At the 30 separate stands erected in Universeum’s foyer, the teenagers stand discussing scientific topics with visitors and fellow exhibitors. The submissions cover a wide range of topics, from how a mother’s eating habits affect her child’s metabolism, to whether or not serine supplements can combat liver disease.
“It’s great that so many students applied to take part in the exhibition, and it’s unfortunate that we weren’t able to give them all a stand,” says Annika Dahlqvist from the Förbundet Unga Forskare association, who is among the organisers responsible for the Gothenburg exhibition.
The Unga Forskare regional final is organised by the University of Gothenburg, Chalmers University of Technology and Förbundet Unga Forskare, a non-profit youth association that serves as a meeting place for young people interested in science and technology.
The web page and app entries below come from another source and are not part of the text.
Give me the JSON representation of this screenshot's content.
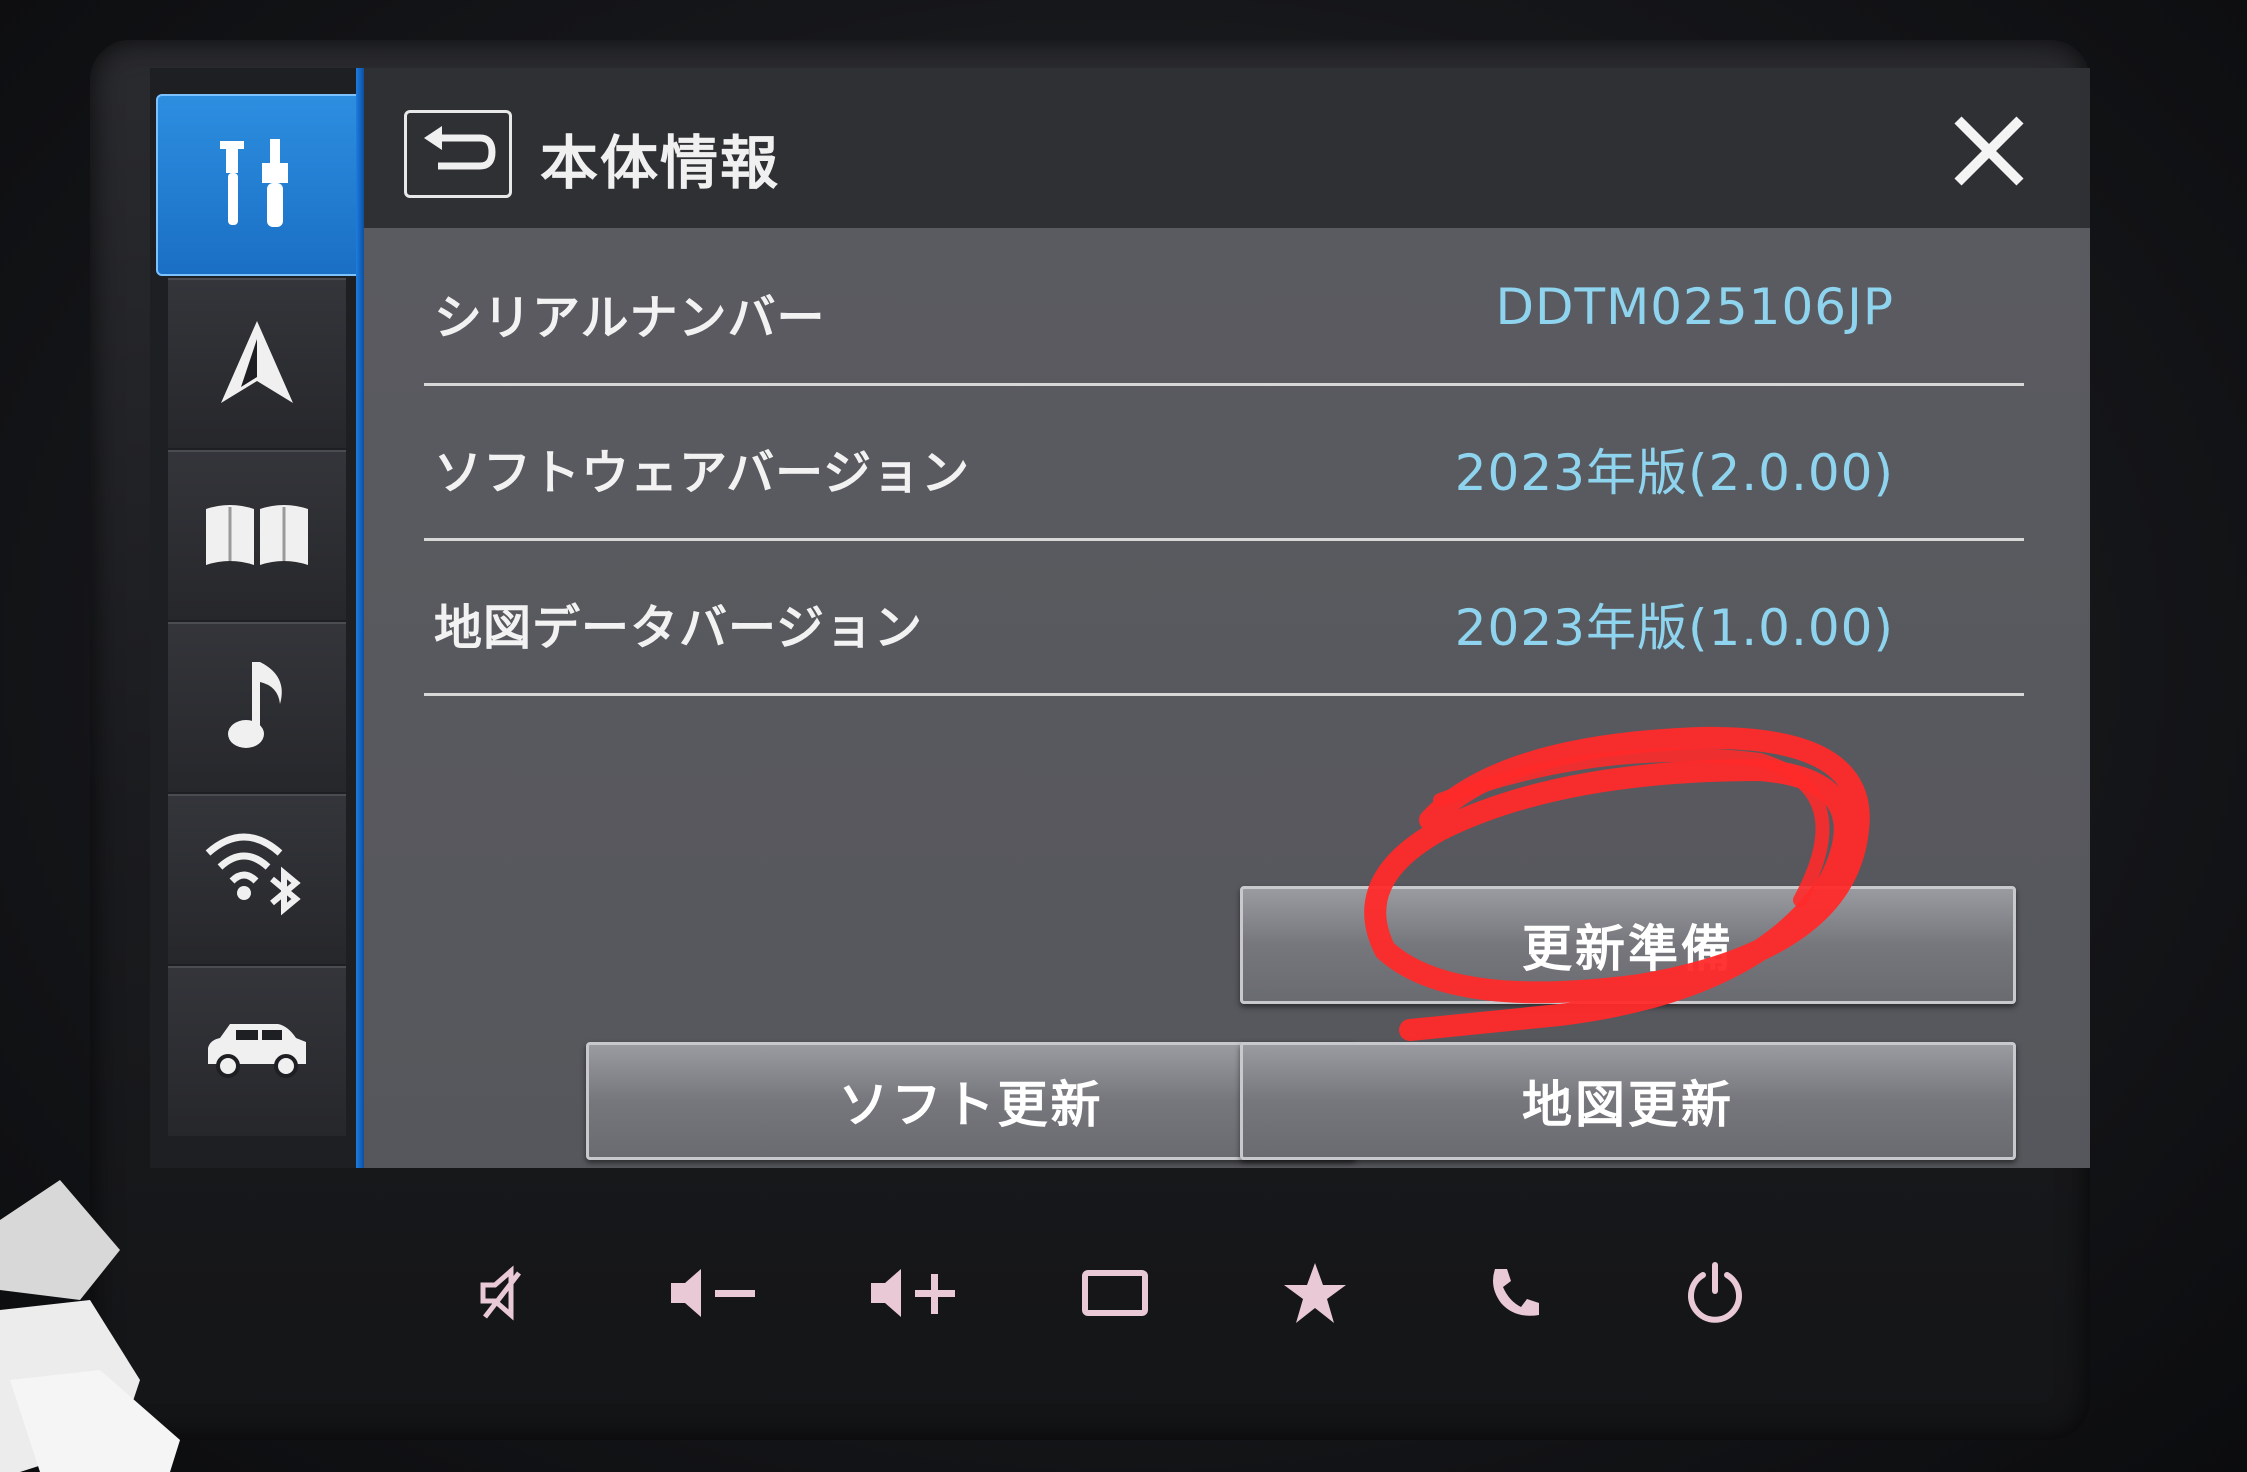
{
  "header": {
    "title": "本体情報",
    "back_icon": "back-arrow-icon",
    "close_icon": "close-icon"
  },
  "nav": {
    "items": [
      {
        "name": "settings",
        "icon": "tools-icon",
        "active": true
      },
      {
        "name": "navigation",
        "icon": "navigation-arrow-icon",
        "active": false
      },
      {
        "name": "map",
        "icon": "map-book-icon",
        "active": false
      },
      {
        "name": "audio",
        "icon": "music-note-icon",
        "active": false
      },
      {
        "name": "connectivity",
        "icon": "wifi-bluetooth-icon",
        "active": false
      },
      {
        "name": "vehicle",
        "icon": "car-icon",
        "active": false
      }
    ]
  },
  "info": {
    "rows": [
      {
        "label": "シリアルナンバー",
        "value": "DDTM025106JP"
      },
      {
        "label": "ソフトウェアバージョン",
        "value": "2023年版(2.0.00)"
      },
      {
        "label": "地図データバージョン",
        "value": "2023年版(1.0.00)"
      }
    ]
  },
  "buttons": {
    "update_prep": "更新準備",
    "soft_update": "ソフト更新",
    "map_update": "地図更新"
  },
  "hardware_buttons": [
    {
      "name": "mute",
      "icon": "mute-icon"
    },
    {
      "name": "volume-down",
      "icon": "volume-down-icon"
    },
    {
      "name": "volume-up",
      "icon": "volume-up-icon"
    },
    {
      "name": "screen",
      "icon": "screen-icon"
    },
    {
      "name": "favorite",
      "icon": "star-icon"
    },
    {
      "name": "phone",
      "icon": "phone-icon"
    },
    {
      "name": "power",
      "icon": "power-icon"
    }
  ],
  "colors": {
    "accent_blue": "#1a6fc4",
    "value_text": "#8fd4ee",
    "annotation_red": "#ff2a2a",
    "hardware_icon": "#e9c9d6"
  }
}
Other partners supporting the event include the International Science Festival in Gothenburg and Universeum.
“It’s great that we could be here at Universeum this year. It’s such a nice environment and we can reach so many different age groups,” says Annika Dahlqvist.
At a stand close to the entrance, there are three female students from the Kattegattsgymnasiet upper-secondary school in Halmstad. Their project is entitled Detecting an Exoplanet, and deals with planets that orbit stars other than the star in our solar system (the Sun).
“We want to know if amateurs can detect when an exoplanet passes in front of its star ‑ that is, when a transit occurs. Our project focuses on investigating whether we, as amateurs, can do so successfully,” explains Erika Jivén.
The girls use the transit model in their research, a proven method used by both professional and amateur astronomers. The model is based on studying the star’s relative brightness when the exoplanet passes in front of it.
“The light emitted by a star dims when an exoplanet crosses its face. If this dimming occurs regularly, you can assume that the variation is caused by an exoplanet,” says Lovisa Eriksson.
The three students have studied images using digital analysis technology.
“The planet doesn’t emit light, of course, but we can measure the star’s radiance with the help of a telescope,” Evelyn Bankell adds.
All three girls are happy they could take part in the exhibition.
“It’s a really fun experience and it’s cool to see the fascinating ideas that others have. We’ve mingled quite a lot and are very happy to be here,” Eriksson concludes.
Of the 30 projects displayed at the Universeum exhibition, ten progressed to the national final in Stockholm. Other awards were also presented during the regional competition, including awards given by the International Science Festival in Gothenburg and Universeum.
This video presents four of the ten projects that went on to compete in the national final held in Stockholm (IN SWEDISH)